Problem to work on →
Starting at the line that contains "Read all visible content and emit it as JSON.", repeat each line exactly until the records end, keeping both the first and the last.

[Data records for software interfaces]
------------------------------
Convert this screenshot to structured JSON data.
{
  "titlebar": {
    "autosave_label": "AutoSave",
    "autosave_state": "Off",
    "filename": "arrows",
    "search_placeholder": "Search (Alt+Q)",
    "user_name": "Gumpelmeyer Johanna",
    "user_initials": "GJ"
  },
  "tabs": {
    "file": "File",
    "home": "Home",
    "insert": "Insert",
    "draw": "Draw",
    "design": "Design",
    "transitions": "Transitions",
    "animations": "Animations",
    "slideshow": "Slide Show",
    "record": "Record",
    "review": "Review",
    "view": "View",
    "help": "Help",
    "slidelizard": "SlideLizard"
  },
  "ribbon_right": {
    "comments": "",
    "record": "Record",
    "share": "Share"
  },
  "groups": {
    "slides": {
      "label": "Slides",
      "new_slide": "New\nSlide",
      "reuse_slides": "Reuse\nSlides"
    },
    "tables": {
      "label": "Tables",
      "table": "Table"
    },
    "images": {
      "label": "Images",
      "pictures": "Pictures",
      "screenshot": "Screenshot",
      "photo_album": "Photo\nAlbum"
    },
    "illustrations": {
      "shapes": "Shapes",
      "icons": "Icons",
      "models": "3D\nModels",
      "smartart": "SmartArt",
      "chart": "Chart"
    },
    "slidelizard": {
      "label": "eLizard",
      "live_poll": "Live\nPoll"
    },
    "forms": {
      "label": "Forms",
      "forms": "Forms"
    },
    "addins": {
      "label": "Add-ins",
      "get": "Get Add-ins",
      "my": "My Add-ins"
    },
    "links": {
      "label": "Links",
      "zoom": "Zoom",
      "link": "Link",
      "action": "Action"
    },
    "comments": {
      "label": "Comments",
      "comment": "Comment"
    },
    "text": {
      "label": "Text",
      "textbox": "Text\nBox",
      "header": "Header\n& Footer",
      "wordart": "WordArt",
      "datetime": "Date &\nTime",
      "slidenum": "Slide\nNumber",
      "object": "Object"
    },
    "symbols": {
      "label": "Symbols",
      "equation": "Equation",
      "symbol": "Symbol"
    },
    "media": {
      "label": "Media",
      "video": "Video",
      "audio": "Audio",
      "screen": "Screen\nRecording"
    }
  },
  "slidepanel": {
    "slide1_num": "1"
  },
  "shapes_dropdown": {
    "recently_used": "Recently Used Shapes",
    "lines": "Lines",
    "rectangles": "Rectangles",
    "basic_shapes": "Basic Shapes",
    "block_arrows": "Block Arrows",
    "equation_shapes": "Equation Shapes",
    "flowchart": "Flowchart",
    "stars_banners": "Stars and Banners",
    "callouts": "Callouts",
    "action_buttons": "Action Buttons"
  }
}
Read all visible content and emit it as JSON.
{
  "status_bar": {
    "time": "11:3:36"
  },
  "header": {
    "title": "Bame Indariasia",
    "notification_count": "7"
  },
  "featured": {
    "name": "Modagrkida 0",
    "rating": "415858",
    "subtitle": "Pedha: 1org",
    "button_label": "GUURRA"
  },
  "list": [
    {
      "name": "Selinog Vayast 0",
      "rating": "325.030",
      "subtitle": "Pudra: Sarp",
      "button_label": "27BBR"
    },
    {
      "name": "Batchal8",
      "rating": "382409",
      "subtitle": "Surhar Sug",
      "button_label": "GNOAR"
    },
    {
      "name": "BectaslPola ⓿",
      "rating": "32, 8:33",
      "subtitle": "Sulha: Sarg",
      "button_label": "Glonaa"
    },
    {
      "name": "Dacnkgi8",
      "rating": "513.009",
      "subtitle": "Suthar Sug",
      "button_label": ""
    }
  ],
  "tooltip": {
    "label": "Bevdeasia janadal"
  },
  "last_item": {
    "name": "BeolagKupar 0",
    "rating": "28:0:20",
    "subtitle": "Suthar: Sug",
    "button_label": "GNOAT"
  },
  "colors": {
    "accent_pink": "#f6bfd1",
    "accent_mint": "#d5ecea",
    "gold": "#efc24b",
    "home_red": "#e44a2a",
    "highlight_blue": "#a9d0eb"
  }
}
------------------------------
Worked solution →
Read all visible content and emit it as JSON.
{
  "status_bar": {
    "time": "11:3:36"
  },
  "header": {
    "title": "Bame Indariasia",
    "notification_count": "7"
  },
  "featured": {
    "name": "Modagrkida 0",
    "rating": "415858",
    "subtitle": "Pedha: 1org",
    "button_label": "GUURRA"
  },
  "list": [
    {
      "name": "Selinog Vayast 0",
      "rating": "325.030",
      "subtitle": "Pudra: Sarp",
      "button_label": "27BBR"
    },
    {
      "name": "Batchal8",
      "rating": "382409",
      "subtitle": "Surhar Sug",
      "button_label": "GNOAR"
    },
    {
      "name": "BectaslPola ⓿",
      "rating": "32, 8:33",
      "subtitle": "Sulha: Sarg",
      "button_label": "Glonaa"
    },
    {
      "name": "Dacnkgi8",
      "rating": "513.009",
      "subtitle": "Suthar Sug",
      "button_label": ""
    }
  ],
  "tooltip": {
    "label": "Bevdeasia janadal"
  },
  "last_item": {
    "name": "BeolagKupar 0",
    "rating": "28:0:20",
    "subtitle": "Suthar: Sug",
    "button_label": "GNOAT"
  },
  "colors": {
    "accent_pink": "#f6bfd1",
    "accent_mint": "#d5ecea",
    "gold": "#efc24b",
    "home_red": "#e44a2a",
    "highlight_blue": "#a9d0eb"
  }
}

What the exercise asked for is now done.